“I feel guilty,” he says. On the one hand, he really wants to support the community that he loves, the community that adopted him when he moved to Calgary, that helped him feel so much more comfortable with being out and proud.



He wants to support Goliath’s. He wants to fight back against those who are attacking gay bathhouses. He wants to support his best friends.



It’s not fair, he says. He shouldn’t have to choose between his community and his career.



“I don’t want to sacrifice either,” Beatty says. “It’s just not right.”



But that’s exactly what police pressured him to do, he maintains.



The cops phoned him up a few weeks after the raid, Beatty recalls. They threatened to charge him if he didn’t cooperate.



“They said, ‘We know you’re in school. Either give us what we want or we’ll charge you,'” Beatty says.



“I think that’s coercion with a capital C.”



The head of Calgary’s vice squad says he doubts his investigators threatened Beatty, though he wasn’t there when they spoke to him. “That’s bullshit,” Staff Sergeant Joe Houben says.



If Beatty felt threatened it’s because the officers laid out the possible consequences of his actions-not because they threatened him, Houben says.



Beatty’s not convinced. “They tried to make me choose between my career, which I went through hell to get back on track, and my friends. I didn’t think that was fair at all.”



In the end, Beatty refused to tell the cops about Goliath’s; they charged him with keeping a common bawdyhouse a month after the raid.



Then, two weeks before the accused keepers’ trial was about to begin, the Crown offered Beatty alternative measures.

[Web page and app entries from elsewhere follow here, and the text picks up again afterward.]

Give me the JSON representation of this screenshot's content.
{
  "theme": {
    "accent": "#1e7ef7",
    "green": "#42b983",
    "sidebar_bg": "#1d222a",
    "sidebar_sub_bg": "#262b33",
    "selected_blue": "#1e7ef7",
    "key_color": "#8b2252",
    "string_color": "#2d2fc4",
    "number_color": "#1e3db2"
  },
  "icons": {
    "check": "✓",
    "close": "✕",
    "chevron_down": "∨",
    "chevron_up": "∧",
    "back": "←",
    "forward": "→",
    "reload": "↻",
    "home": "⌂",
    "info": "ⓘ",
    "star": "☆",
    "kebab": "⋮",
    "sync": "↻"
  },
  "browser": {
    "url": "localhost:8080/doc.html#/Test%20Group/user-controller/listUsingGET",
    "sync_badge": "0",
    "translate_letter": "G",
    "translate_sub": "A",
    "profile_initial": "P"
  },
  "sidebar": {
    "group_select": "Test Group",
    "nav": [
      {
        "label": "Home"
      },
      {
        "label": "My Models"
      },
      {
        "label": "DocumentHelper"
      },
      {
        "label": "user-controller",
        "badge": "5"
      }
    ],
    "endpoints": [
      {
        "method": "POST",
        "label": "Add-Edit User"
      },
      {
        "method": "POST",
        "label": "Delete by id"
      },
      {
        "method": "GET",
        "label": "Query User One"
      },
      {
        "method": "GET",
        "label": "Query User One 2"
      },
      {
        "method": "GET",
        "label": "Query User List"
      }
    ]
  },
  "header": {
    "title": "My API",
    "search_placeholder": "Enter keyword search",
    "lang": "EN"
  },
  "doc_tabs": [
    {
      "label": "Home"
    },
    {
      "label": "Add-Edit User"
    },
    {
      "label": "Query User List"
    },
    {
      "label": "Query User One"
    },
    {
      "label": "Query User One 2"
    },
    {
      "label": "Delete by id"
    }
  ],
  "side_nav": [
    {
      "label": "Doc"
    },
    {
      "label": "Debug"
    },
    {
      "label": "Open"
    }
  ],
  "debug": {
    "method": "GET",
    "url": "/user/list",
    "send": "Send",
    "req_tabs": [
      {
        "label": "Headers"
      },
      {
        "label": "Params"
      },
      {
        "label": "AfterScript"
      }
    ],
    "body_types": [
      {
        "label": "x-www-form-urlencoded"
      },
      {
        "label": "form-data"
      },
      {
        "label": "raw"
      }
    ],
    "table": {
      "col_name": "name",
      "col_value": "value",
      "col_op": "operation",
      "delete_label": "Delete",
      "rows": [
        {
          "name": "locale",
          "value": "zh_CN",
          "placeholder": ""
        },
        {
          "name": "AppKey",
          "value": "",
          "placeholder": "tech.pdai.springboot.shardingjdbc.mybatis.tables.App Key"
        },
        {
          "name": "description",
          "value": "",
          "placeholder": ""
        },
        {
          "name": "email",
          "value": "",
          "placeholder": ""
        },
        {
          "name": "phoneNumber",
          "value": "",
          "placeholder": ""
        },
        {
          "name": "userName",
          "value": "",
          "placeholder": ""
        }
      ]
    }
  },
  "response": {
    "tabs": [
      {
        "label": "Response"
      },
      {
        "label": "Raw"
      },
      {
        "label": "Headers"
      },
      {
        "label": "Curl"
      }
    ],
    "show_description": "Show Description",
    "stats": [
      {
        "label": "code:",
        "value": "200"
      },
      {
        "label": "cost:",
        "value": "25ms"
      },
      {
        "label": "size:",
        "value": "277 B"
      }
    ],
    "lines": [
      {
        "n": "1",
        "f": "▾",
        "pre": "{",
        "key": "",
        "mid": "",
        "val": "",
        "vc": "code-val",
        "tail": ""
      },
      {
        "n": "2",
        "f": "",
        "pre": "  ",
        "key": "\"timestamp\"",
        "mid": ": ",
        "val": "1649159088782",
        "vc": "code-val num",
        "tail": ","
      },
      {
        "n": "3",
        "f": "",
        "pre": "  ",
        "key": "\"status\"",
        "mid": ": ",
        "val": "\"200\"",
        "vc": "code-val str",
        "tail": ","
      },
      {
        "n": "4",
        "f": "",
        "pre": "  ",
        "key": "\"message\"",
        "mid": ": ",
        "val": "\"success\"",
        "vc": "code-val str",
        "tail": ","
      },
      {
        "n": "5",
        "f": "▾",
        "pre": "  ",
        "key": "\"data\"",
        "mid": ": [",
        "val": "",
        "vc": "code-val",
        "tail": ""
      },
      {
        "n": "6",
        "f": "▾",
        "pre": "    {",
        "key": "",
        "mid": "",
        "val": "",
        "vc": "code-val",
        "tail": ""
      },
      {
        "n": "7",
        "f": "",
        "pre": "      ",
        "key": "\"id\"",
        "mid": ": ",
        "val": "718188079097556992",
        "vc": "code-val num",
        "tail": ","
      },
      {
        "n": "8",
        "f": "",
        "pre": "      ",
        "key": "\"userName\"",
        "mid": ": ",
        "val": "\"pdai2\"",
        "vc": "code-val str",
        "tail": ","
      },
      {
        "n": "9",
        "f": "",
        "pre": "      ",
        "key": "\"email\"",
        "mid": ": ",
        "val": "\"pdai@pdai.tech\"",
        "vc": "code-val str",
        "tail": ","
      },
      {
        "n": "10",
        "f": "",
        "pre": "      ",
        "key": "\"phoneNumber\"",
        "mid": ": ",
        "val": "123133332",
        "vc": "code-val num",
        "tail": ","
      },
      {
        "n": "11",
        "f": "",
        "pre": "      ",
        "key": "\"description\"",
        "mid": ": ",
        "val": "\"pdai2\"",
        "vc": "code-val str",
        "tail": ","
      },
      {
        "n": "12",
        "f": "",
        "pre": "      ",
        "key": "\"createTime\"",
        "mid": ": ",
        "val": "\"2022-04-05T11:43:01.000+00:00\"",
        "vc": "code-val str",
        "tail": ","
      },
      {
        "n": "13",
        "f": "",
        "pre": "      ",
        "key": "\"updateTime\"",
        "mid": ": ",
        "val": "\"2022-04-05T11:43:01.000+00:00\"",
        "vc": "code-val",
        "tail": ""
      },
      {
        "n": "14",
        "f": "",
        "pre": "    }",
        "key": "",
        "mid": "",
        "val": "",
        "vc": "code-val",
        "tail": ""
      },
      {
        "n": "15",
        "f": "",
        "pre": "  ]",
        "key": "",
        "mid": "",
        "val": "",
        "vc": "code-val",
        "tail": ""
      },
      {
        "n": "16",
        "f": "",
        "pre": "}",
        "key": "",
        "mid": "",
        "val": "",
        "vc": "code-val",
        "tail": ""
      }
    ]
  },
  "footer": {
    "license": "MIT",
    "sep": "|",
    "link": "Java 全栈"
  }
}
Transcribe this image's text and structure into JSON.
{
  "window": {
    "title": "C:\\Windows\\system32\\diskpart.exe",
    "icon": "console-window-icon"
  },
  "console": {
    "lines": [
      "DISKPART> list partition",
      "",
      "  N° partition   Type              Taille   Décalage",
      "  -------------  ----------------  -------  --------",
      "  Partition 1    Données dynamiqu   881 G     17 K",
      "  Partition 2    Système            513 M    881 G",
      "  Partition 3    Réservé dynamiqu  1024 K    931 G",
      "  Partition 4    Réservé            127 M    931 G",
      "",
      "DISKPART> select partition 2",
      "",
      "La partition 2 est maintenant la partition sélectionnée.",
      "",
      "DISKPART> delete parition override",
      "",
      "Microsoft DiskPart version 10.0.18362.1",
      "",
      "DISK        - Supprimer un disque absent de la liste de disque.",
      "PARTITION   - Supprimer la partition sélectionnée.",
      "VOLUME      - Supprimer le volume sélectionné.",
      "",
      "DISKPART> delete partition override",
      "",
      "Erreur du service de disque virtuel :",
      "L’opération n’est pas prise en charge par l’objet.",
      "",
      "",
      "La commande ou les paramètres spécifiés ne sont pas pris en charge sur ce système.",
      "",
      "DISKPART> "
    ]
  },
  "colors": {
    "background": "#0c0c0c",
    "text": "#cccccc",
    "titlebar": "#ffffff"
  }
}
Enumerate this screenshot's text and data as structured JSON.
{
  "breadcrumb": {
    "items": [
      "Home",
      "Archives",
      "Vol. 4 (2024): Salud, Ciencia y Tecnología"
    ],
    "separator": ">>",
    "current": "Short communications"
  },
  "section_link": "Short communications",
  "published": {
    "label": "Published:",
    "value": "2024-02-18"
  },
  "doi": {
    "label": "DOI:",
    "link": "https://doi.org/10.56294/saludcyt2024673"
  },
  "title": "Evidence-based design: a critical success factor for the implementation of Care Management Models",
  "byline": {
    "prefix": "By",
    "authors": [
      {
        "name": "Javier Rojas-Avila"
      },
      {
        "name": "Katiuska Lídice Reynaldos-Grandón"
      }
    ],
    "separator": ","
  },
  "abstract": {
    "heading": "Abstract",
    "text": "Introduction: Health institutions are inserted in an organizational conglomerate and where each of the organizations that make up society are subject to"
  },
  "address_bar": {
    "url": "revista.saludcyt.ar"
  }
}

Reluctantly, he accepted.



“I’m not ashamed of being gay,” Beatty says. “I’m not ashamed to work with youth. I’m ashamed that society isn’t accepting us [gays] for who we are.”